▶ **ACTIVITY**:
After reading each line of the entries, give the number of lines that contain "Lead" and nothing else.
= = =
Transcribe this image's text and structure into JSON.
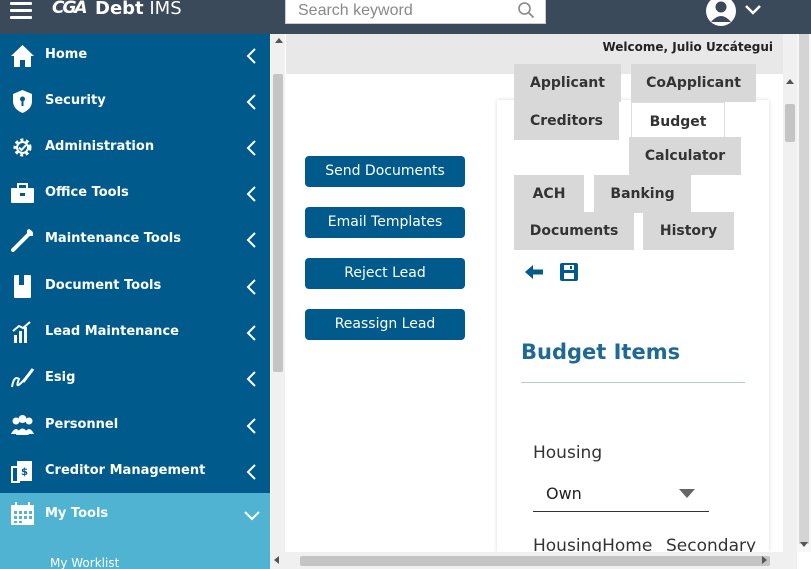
{
  "header": {
    "logo_text": "CGA",
    "app_name_bold": "Debt",
    "app_name_rest": " IMS",
    "search": {
      "placeholder": "Search keyword",
      "value": ""
    },
    "icons": {
      "menu": "hamburger-menu-icon",
      "search": "search-icon",
      "user": "user-avatar-icon",
      "caret": "chevron-down-icon"
    },
    "bg_color": "#3a4a5a"
  },
  "sidebar": {
    "bg_color": "#005b8c",
    "active_color": "#4fb3d1",
    "items": [
      {
        "label": "Home",
        "icon": "home-icon"
      },
      {
        "label": "Security",
        "icon": "shield-icon"
      },
      {
        "label": "Administration",
        "icon": "gear-icon"
      },
      {
        "label": "Office Tools",
        "icon": "briefcase-icon"
      },
      {
        "label": "Maintenance Tools",
        "icon": "wrench-icon"
      },
      {
        "label": "Document Tools",
        "icon": "book-icon"
      },
      {
        "label": "Lead Maintenance",
        "icon": "bar-chart-icon"
      },
      {
        "label": "Esig",
        "icon": "signature-icon"
      },
      {
        "label": "Personnel",
        "icon": "people-icon"
      },
      {
        "label": "Creditor Management",
        "icon": "dollar-document-icon"
      },
      {
        "label": "My Tools",
        "icon": "calendar-icon",
        "expanded": true
      }
    ],
    "sub_items": [
      {
        "label": "My Worklist"
      }
    ]
  },
  "welcome": {
    "text": "Welcome, Julio Uzcátegui"
  },
  "actions": {
    "send_documents": "Send Documents",
    "email_templates": "Email Templates",
    "reject_lead": "Reject Lead",
    "reassign_lead": "Reassign Lead",
    "button_color": "#005b8c"
  },
  "tabs": {
    "applicant": "Applicant",
    "coapplicant": "CoApplicant",
    "creditors": "Creditors",
    "budget": "Budget",
    "calculator": "Calculator",
    "ach": "ACH",
    "banking": "Banking",
    "documents": "Documents",
    "history": "History",
    "active": "Budget"
  },
  "panel_tools": {
    "back": "arrow-left-icon",
    "save": "save-icon"
  },
  "budget": {
    "title": "Budget Items",
    "housing_label": "Housing",
    "housing_value": "Own",
    "housing_home_label": "HousingHome",
    "secondary_label": "Secondary",
    "title_color": "#1f6a95"
  }
}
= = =
▶ **REPLY**:
3